ACTIVITY
Please set down the listing exactly, from the first line to the last.

EXERCISE INPUT
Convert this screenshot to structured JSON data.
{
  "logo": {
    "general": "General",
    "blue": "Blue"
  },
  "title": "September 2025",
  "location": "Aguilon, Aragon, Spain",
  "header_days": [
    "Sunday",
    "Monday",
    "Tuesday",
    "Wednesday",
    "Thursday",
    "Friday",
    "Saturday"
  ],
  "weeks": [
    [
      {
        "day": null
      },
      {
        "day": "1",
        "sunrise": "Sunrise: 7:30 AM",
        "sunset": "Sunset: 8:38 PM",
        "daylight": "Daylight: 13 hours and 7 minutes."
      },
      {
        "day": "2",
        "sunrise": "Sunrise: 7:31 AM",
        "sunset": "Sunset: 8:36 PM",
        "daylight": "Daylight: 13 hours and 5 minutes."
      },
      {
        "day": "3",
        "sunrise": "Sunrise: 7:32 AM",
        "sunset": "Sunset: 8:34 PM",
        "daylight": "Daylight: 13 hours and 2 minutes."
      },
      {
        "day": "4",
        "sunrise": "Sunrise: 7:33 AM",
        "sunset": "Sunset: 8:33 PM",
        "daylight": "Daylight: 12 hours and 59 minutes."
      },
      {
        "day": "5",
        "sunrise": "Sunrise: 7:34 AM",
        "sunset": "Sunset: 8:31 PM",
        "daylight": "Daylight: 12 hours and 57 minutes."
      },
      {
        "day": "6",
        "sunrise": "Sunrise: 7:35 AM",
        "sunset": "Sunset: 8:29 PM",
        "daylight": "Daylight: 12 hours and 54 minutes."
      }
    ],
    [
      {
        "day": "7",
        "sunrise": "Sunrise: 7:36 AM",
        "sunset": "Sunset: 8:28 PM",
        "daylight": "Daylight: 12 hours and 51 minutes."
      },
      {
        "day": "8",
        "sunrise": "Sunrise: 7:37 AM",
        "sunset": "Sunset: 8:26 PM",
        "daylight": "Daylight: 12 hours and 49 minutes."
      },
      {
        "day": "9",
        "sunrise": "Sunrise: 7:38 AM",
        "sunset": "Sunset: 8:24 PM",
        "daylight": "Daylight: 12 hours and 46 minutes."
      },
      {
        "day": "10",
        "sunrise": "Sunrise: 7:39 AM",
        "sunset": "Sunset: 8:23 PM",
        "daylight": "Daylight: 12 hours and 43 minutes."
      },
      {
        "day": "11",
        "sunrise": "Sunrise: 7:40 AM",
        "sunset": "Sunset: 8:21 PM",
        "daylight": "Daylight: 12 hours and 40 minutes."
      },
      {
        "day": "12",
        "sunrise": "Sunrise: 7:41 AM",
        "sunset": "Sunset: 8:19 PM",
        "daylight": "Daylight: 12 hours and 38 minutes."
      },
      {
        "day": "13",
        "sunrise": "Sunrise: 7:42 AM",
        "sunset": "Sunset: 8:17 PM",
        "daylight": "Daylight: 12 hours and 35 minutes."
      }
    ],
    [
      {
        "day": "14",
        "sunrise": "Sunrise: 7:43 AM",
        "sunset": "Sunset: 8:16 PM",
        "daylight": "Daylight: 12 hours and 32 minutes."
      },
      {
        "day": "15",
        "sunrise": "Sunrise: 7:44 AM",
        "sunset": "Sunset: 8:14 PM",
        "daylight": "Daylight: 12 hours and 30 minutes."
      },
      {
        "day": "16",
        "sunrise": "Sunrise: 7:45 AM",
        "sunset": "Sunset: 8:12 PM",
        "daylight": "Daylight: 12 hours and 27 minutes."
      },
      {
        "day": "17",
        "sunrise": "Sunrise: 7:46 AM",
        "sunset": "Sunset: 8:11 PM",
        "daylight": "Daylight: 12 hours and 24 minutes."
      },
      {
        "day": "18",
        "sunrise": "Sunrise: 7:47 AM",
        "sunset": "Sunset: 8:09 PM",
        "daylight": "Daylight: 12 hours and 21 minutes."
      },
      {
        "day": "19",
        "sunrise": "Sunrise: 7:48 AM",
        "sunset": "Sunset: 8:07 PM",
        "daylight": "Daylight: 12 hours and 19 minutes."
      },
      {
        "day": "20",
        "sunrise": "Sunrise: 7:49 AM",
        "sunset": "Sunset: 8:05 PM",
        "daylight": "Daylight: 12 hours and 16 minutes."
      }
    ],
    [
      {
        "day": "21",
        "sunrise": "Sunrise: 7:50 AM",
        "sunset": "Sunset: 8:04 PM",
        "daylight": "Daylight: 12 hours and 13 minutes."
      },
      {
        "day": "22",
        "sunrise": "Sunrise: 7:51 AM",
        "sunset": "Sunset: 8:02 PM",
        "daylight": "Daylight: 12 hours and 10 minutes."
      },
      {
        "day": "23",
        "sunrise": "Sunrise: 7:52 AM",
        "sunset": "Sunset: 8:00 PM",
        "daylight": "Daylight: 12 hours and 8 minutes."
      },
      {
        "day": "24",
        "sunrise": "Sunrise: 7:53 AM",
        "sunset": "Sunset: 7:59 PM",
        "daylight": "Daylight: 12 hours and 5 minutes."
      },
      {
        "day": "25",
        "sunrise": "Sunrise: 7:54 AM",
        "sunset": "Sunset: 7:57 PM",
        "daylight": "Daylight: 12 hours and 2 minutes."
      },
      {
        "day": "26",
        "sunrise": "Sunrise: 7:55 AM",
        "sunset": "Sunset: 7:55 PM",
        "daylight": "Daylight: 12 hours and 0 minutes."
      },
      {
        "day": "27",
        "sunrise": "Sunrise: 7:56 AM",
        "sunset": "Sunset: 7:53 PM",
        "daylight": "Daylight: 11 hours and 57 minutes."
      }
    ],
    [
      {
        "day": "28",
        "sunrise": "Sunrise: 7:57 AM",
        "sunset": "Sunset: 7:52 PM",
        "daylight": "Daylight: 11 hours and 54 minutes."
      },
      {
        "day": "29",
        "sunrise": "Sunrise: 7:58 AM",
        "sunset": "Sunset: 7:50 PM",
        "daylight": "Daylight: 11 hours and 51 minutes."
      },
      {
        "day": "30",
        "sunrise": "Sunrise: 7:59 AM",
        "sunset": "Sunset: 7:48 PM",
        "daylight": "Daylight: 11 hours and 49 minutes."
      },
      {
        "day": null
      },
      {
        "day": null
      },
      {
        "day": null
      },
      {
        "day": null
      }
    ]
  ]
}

WRITTEN ANSWER
Convert this screenshot to structured JSON data.
{
  "logo": {
    "general": "General",
    "blue": "Blue"
  },
  "title": "September 2025",
  "location": "Aguilon, Aragon, Spain",
  "header_days": [
    "Sunday",
    "Monday",
    "Tuesday",
    "Wednesday",
    "Thursday",
    "Friday",
    "Saturday"
  ],
  "weeks": [
    [
      {
        "day": null
      },
      {
        "day": "1",
        "sunrise": "Sunrise: 7:30 AM",
        "sunset": "Sunset: 8:38 PM",
        "daylight": "Daylight: 13 hours and 7 minutes."
      },
      {
        "day": "2",
        "sunrise": "Sunrise: 7:31 AM",
        "sunset": "Sunset: 8:36 PM",
        "daylight": "Daylight: 13 hours and 5 minutes."
      },
      {
        "day": "3",
        "sunrise": "Sunrise: 7:32 AM",
        "sunset": "Sunset: 8:34 PM",
        "daylight": "Daylight: 13 hours and 2 minutes."
      },
      {
        "day": "4",
        "sunrise": "Sunrise: 7:33 AM",
        "sunset": "Sunset: 8:33 PM",
        "daylight": "Daylight: 12 hours and 59 minutes."
      },
      {
        "day": "5",
        "sunrise": "Sunrise: 7:34 AM",
        "sunset": "Sunset: 8:31 PM",
        "daylight": "Daylight: 12 hours and 57 minutes."
      },
      {
        "day": "6",
        "sunrise": "Sunrise: 7:35 AM",
        "sunset": "Sunset: 8:29 PM",
        "daylight": "Daylight: 12 hours and 54 minutes."
      }
    ],
    [
      {
        "day": "7",
        "sunrise": "Sunrise: 7:36 AM",
        "sunset": "Sunset: 8:28 PM",
        "daylight": "Daylight: 12 hours and 51 minutes."
      },
      {
        "day": "8",
        "sunrise": "Sunrise: 7:37 AM",
        "sunset": "Sunset: 8:26 PM",
        "daylight": "Daylight: 12 hours and 49 minutes."
      },
      {
        "day": "9",
        "sunrise": "Sunrise: 7:38 AM",
        "sunset": "Sunset: 8:24 PM",
        "daylight": "Daylight: 12 hours and 46 minutes."
      },
      {
        "day": "10",
        "sunrise": "Sunrise: 7:39 AM",
        "sunset": "Sunset: 8:23 PM",
        "daylight": "Daylight: 12 hours and 43 minutes."
      },
      {
        "day": "11",
        "sunrise": "Sunrise: 7:40 AM",
        "sunset": "Sunset: 8:21 PM",
        "daylight": "Daylight: 12 hours and 40 minutes."
      },
      {
        "day": "12",
        "sunrise": "Sunrise: 7:41 AM",
        "sunset": "Sunset: 8:19 PM",
        "daylight": "Daylight: 12 hours and 38 minutes."
      },
      {
        "day": "13",
        "sunrise": "Sunrise: 7:42 AM",
        "sunset": "Sunset: 8:17 PM",
        "daylight": "Daylight: 12 hours and 35 minutes."
      }
    ],
    [
      {
        "day": "14",
        "sunrise": "Sunrise: 7:43 AM",
        "sunset": "Sunset: 8:16 PM",
        "daylight": "Daylight: 12 hours and 32 minutes."
      },
      {
        "day": "15",
        "sunrise": "Sunrise: 7:44 AM",
        "sunset": "Sunset: 8:14 PM",
        "daylight": "Daylight: 12 hours and 30 minutes."
      },
      {
        "day": "16",
        "sunrise": "Sunrise: 7:45 AM",
        "sunset": "Sunset: 8:12 PM",
        "daylight": "Daylight: 12 hours and 27 minutes."
      },
      {
        "day": "17",
        "sunrise": "Sunrise: 7:46 AM",
        "sunset": "Sunset: 8:11 PM",
        "daylight": "Daylight: 12 hours and 24 minutes."
      },
      {
        "day": "18",
        "sunrise": "Sunrise: 7:47 AM",
        "sunset": "Sunset: 8:09 PM",
        "daylight": "Daylight: 12 hours and 21 minutes."
      },
      {
        "day": "19",
        "sunrise": "Sunrise: 7:48 AM",
        "sunset": "Sunset: 8:07 PM",
        "daylight": "Daylight: 12 hours and 19 minutes."
      },
      {
        "day": "20",
        "sunrise": "Sunrise: 7:49 AM",
        "sunset": "Sunset: 8:05 PM",
        "daylight": "Daylight: 12 hours and 16 minutes."
      }
    ],
    [
      {
        "day": "21",
        "sunrise": "Sunrise: 7:50 AM",
        "sunset": "Sunset: 8:04 PM",
        "daylight": "Daylight: 12 hours and 13 minutes."
      },
      {
        "day": "22",
        "sunrise": "Sunrise: 7:51 AM",
        "sunset": "Sunset: 8:02 PM",
        "daylight": "Daylight: 12 hours and 10 minutes."
      },
      {
        "day": "23",
        "sunrise": "Sunrise: 7:52 AM",
        "sunset": "Sunset: 8:00 PM",
        "daylight": "Daylight: 12 hours and 8 minutes."
      },
      {
        "day": "24",
        "sunrise": "Sunrise: 7:53 AM",
        "sunset": "Sunset: 7:59 PM",
        "daylight": "Daylight: 12 hours and 5 minutes."
      },
      {
        "day": "25",
        "sunrise": "Sunrise: 7:54 AM",
        "sunset": "Sunset: 7:57 PM",
        "daylight": "Daylight: 12 hours and 2 minutes."
      },
      {
        "day": "26",
        "sunrise": "Sunrise: 7:55 AM",
        "sunset": "Sunset: 7:55 PM",
        "daylight": "Daylight: 12 hours and 0 minutes."
      },
      {
        "day": "27",
        "sunrise": "Sunrise: 7:56 AM",
        "sunset": "Sunset: 7:53 PM",
        "daylight": "Daylight: 11 hours and 57 minutes."
      }
    ],
    [
      {
        "day": "28",
        "sunrise": "Sunrise: 7:57 AM",
        "sunset": "Sunset: 7:52 PM",
        "daylight": "Daylight: 11 hours and 54 minutes."
      },
      {
        "day": "29",
        "sunrise": "Sunrise: 7:58 AM",
        "sunset": "Sunset: 7:50 PM",
        "daylight": "Daylight: 11 hours and 51 minutes."
      },
      {
        "day": "30",
        "sunrise": "Sunrise: 7:59 AM",
        "sunset": "Sunset: 7:48 PM",
        "daylight": "Daylight: 11 hours and 49 minutes."
      },
      {
        "day": null
      },
      {
        "day": null
      },
      {
        "day": null
      },
      {
        "day": null
      }
    ]
  ]
}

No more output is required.